I hope these two articles have helped to debunk and simplify a much misunderstood aspect of Pro Tools. Writing them has certainly made it all clearer in my head!
There are a number of drop-down menus in the bottom section of the I/O Setup window that relate to setting the paths for various monitor functions. Controller Meter Path relates only to Avid's D-Control and D-Command control surfaces, and lets you choose which path signal the output meters display.
The Audition Paths option is more universally applicable, and enables you to specify which output path is used when auditioning files and regions from the Clip List, AudioSuite previews or the Digibase Browsers. If you find you can't hear anything when you're trying to audition a file, it could be that this has inadvertently been set to an unused output, or not set at all. The default path Pro Tools uses is the first available main output path, usually outputs 1&2. When you click on this menu you get choices grouped by channel format. You'd usually select the output path that will route to your main monitors.
The Default Output Path option determines the default output setting for any new tracks you create. Just as in the Audition Paths option, you can have different paths selected for different track formats.

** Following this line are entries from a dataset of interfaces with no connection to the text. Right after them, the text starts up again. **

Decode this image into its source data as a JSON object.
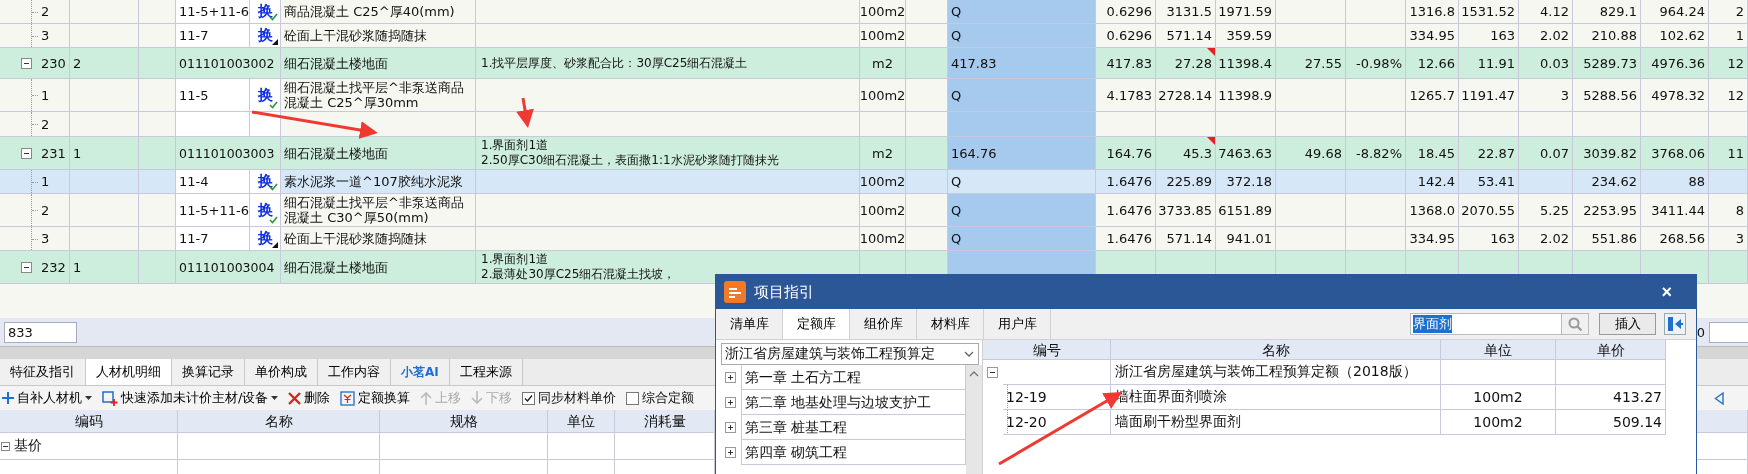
{
  "grid": {
    "rows": [
      {
        "kind": "quota",
        "selected": false,
        "seq": "2",
        "code": "11-5+11-6",
        "badge": "换",
        "badge_checked": true,
        "name": "商品混凝土 C25^厚40(mm)",
        "unit": "100m2",
        "quantity": "Q",
        "values": {
          "v1": "0.6296",
          "v2": "3131.5",
          "v3": "1971.59",
          "v6": "1316.8",
          "v7": "1531.52",
          "v8": "4.12",
          "v9": "829.1",
          "v10": "964.24",
          "v11": "2"
        }
      },
      {
        "kind": "quota",
        "selected": false,
        "seq": "3",
        "code": "11-7",
        "badge": "换",
        "badge_checked": false,
        "name": "砼面上干混砂浆随捣随抹",
        "unit": "100m2",
        "quantity": "Q",
        "values": {
          "v1": "0.6296",
          "v2": "571.14",
          "v3": "359.59",
          "v6": "334.95",
          "v7": "163",
          "v8": "2.02",
          "v9": "210.88",
          "v10": "102.62",
          "v11": "1"
        }
      },
      {
        "kind": "list",
        "selected": false,
        "expanded": true,
        "flagged": true,
        "seq": "230",
        "no": "2",
        "code": "011101003002",
        "name": "细石混凝土楼地面",
        "feature": [
          "1.找平层厚度、砂浆配合比：30厚C25细石混凝土"
        ],
        "unit": "m2",
        "quantity": "417.83",
        "values": {
          "v1": "417.83",
          "v2": "27.28",
          "v3": "11398.4",
          "v4": "27.55",
          "v5": "-0.98%",
          "v6": "12.66",
          "v7": "11.91",
          "v8": "0.03",
          "v9": "5289.73",
          "v10": "4976.36",
          "v11": "12"
        }
      },
      {
        "kind": "quota",
        "selected": false,
        "seq": "1",
        "code": "11-5",
        "badge": "换",
        "badge_checked": true,
        "name": "细石混凝土找平层^非泵送商品混凝土 C25^厚30mm",
        "unit": "100m2",
        "quantity": "Q",
        "values": {
          "v1": "4.1783",
          "v2": "2728.14",
          "v3": "11398.9",
          "v6": "1265.7",
          "v7": "1191.47",
          "v8": "3",
          "v9": "5288.56",
          "v10": "4978.32",
          "v11": "12"
        }
      },
      {
        "kind": "empty",
        "selected": false,
        "seq": "2"
      },
      {
        "kind": "list",
        "selected": false,
        "expanded": true,
        "flagged": true,
        "seq": "231",
        "no": "1",
        "code": "011101003003",
        "name": "细石混凝土楼地面",
        "feature": [
          "1.界面剂1道",
          "2.50厚C30细石混凝土，表面撒1:1水泥砂浆随打随抹光"
        ],
        "unit": "m2",
        "quantity": "164.76",
        "values": {
          "v1": "164.76",
          "v2": "45.3",
          "v3": "7463.63",
          "v4": "49.68",
          "v5": "-8.82%",
          "v6": "18.45",
          "v7": "22.87",
          "v8": "0.07",
          "v9": "3039.82",
          "v10": "3768.06",
          "v11": "11"
        }
      },
      {
        "kind": "quota",
        "selected": true,
        "seq": "1",
        "code": "11-4",
        "badge": "换",
        "badge_checked": true,
        "name": "素水泥浆一道^107胶纯水泥浆",
        "unit": "100m2",
        "quantity": "Q",
        "values": {
          "v1": "1.6476",
          "v2": "225.89",
          "v3": "372.18",
          "v6": "142.4",
          "v7": "53.41",
          "v9": "234.62",
          "v10": "88"
        }
      },
      {
        "kind": "quota",
        "selected": false,
        "seq": "2",
        "code": "11-5+11-6",
        "badge": "换",
        "badge_checked": true,
        "name": "细石混凝土找平层^非泵送商品混凝土 C30^厚50(mm)",
        "unit": "100m2",
        "quantity": "Q",
        "values": {
          "v1": "1.6476",
          "v2": "3733.85",
          "v3": "6151.89",
          "v6": "1368.0",
          "v7": "2070.55",
          "v8": "5.25",
          "v9": "2253.95",
          "v10": "3411.44",
          "v11": "8"
        }
      },
      {
        "kind": "quota",
        "selected": false,
        "seq": "3",
        "code": "11-7",
        "badge": "换",
        "badge_checked": false,
        "name": "砼面上干混砂浆随捣随抹",
        "unit": "100m2",
        "quantity": "Q",
        "values": {
          "v1": "1.6476",
          "v2": "571.14",
          "v3": "941.01",
          "v6": "334.95",
          "v7": "163",
          "v8": "2.02",
          "v9": "551.86",
          "v10": "268.56",
          "v11": "3"
        }
      },
      {
        "kind": "list",
        "selected": false,
        "expanded": true,
        "seq": "232",
        "no": "1",
        "code": "011101003004",
        "name": "细石混凝土楼地面",
        "feature": [
          "1.界面剂1道",
          "2.最薄处30厚C25细石混凝土找坡，"
        ]
      }
    ]
  },
  "status_bar": {
    "left_value": "833",
    "right_label": "0"
  },
  "detail_panel": {
    "tabs": [
      {
        "label": "特征及指引",
        "selected": false,
        "accent": false
      },
      {
        "label": "人材机明细",
        "selected": true,
        "accent": false
      },
      {
        "label": "换算记录",
        "selected": false,
        "accent": false
      },
      {
        "label": "单价构成",
        "selected": false,
        "accent": false
      },
      {
        "label": "工作内容",
        "selected": false,
        "accent": false
      },
      {
        "label": "小茗AI",
        "selected": false,
        "accent": true
      },
      {
        "label": "工程来源",
        "selected": false,
        "accent": false
      }
    ],
    "toolbar": [
      {
        "kind": "add",
        "label": "自补人材机",
        "dropdown": true
      },
      {
        "kind": "add-material",
        "label": "快速添加未计价主材/设备",
        "dropdown": true
      },
      {
        "kind": "delete",
        "label": "删除"
      },
      {
        "kind": "convert",
        "label": "定额换算"
      },
      {
        "kind": "up",
        "label": "上移",
        "disabled": true
      },
      {
        "kind": "down",
        "label": "下移",
        "disabled": true
      },
      {
        "kind": "checkbox",
        "label": "同步材料单价",
        "checked": true
      },
      {
        "kind": "checkbox",
        "label": "综合定额",
        "checked": false
      }
    ],
    "columns": [
      "编码",
      "名称",
      "规格",
      "单位",
      "消耗量"
    ],
    "rows": [
      {
        "label": "基价",
        "expanded": true
      }
    ]
  },
  "dialog": {
    "title": "项目指引",
    "close": "×",
    "tabs": [
      {
        "label": "清单库",
        "selected": false
      },
      {
        "label": "定额库",
        "selected": true
      },
      {
        "label": "组价库",
        "selected": false
      },
      {
        "label": "材料库",
        "selected": false
      },
      {
        "label": "用户库",
        "selected": false
      }
    ],
    "search": {
      "value": "界面剂"
    },
    "insert_button": "插入",
    "library": "浙江省房屋建筑与装饰工程预算定",
    "chapters": [
      {
        "label": "第一章  土石方工程",
        "expanded": false
      },
      {
        "label": "第二章  地基处理与边坡支护工",
        "expanded": false
      },
      {
        "label": "第三章  桩基工程",
        "expanded": false
      },
      {
        "label": "第四章  砌筑工程",
        "expanded": false
      }
    ],
    "table": {
      "columns": [
        "编号",
        "名称",
        "单位",
        "单价"
      ],
      "rows": [
        {
          "kind": "group",
          "expanded": true,
          "name": "浙江省房屋建筑与装饰工程预算定额（2018版）"
        },
        {
          "kind": "item",
          "code": "12-19",
          "name": "墙柱面界面剂喷涂",
          "unit": "100m2",
          "price": "413.27"
        },
        {
          "kind": "item",
          "code": "12-20",
          "name": "墙面刷干粉型界面剂",
          "unit": "100m2",
          "price": "509.14"
        }
      ]
    }
  }
}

If you are running Pro Tools HD, you'll also have the option to set the AFL/PFL Path. The normal way to temporarily monitor an individual track in isolation is Solo In Place (SIP): you hit that track's Solo button, whereupon all the other tracks are muted. However, there are circumstances where you wouldn't want things to work that way. For example, you as the engineer might want to spotlight an individual track during recording without affecting the mix that the musicians are hearing.
Most conventional mixing consoles, especially those used for live sound, use a combination of Pre Fade Listen (PFL) and After Fade Listen (AFL) instead. When you hit a solo button, the audio from the selected channel is routed to a separate output on the mixer (usually the monitor output), and the main mixer audio outputs are unaffected. You can choose to change SIP to either PFL or AFL by selecting Solo Mode from the Pro Tools Options Menu. Because PFL and AFL need a separate audio path, you also need to visit this setting in the I/O Setup window to select which output path AFL/PFL signals will use. In order for PFL/AFL to be non-destructive in use, this must be an otherwise unused path, using unused outputs on an interface. Enabling AFL/PFL also gives you the option to select an output path that will be muted when you use the AFL/PFL path.

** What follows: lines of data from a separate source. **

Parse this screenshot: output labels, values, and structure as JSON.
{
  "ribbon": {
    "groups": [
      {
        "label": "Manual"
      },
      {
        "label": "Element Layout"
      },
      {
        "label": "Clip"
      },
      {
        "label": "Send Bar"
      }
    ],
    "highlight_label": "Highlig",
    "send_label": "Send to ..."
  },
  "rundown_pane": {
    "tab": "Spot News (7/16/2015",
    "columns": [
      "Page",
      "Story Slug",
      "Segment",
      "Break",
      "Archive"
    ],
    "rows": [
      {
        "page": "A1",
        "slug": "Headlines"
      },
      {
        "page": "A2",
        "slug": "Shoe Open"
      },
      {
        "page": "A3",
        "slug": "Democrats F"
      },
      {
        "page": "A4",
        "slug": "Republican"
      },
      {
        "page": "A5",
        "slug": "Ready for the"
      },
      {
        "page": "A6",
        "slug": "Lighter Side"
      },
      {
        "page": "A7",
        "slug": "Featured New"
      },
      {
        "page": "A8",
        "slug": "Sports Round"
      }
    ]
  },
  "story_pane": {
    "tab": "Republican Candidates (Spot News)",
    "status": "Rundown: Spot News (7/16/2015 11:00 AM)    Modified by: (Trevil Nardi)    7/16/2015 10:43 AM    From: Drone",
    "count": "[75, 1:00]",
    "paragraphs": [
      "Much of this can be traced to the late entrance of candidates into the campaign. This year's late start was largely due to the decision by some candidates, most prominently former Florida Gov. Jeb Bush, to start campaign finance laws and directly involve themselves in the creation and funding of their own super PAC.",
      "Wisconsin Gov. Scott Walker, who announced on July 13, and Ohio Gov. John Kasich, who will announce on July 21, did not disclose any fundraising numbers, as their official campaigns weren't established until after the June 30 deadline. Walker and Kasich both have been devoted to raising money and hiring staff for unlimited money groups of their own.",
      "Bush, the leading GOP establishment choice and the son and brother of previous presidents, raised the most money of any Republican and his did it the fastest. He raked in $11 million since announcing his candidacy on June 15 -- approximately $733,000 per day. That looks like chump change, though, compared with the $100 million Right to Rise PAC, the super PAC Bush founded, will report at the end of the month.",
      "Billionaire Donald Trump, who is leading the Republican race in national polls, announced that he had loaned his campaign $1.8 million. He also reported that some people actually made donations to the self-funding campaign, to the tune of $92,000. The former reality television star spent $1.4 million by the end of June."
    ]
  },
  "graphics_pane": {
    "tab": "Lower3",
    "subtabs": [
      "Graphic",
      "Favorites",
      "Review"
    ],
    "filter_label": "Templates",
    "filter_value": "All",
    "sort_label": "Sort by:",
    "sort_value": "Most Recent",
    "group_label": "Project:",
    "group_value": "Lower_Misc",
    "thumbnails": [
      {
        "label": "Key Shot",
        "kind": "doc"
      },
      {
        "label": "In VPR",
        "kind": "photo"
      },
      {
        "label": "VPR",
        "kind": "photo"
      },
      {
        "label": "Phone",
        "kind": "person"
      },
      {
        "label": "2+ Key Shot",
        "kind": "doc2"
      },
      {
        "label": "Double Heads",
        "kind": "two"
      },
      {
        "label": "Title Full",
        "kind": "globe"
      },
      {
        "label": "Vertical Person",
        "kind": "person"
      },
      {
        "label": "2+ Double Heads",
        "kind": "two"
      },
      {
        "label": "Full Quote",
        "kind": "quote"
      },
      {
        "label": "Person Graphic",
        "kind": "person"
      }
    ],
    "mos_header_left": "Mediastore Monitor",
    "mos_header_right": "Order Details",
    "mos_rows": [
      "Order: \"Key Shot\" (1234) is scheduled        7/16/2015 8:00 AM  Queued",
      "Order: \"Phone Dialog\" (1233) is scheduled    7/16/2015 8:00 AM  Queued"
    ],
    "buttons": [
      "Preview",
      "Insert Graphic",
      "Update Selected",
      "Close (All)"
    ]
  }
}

If you want to integrate external hardware processing into the Pro Tools mixer, you'll need to set this up using the Insert and H/W Insert Delay tabs. Hardware inserts route audio out of your audio interface, through an external device such as a hardware compressor, and back into your audio interface again. Once set up, they let you use external processors within the Pro Tools mixer as if they were plug-ins. Obviously, you will need sufficient spare interface inputs and outputs, and if you want all your tracks to remain perfectly synchronised, you'll need to compensate for the delay that's introduced by going out and then in again. This is what the H/W Insert Delay tab is for, but rather than go into detail about its operation here, I'll refer readers to the workshop in the February 2013 issue of Sound On Sound (/sos/feb13/articles/pt-0213.htm).
There is also a tab in the I/O Setup window called Mic Preamps. This is only relevant if you have Avid PRE multi-purpose microphone preamplifiers; it lets you control them from within Pro Tools and map their inputs to inputs on your audio interfaces.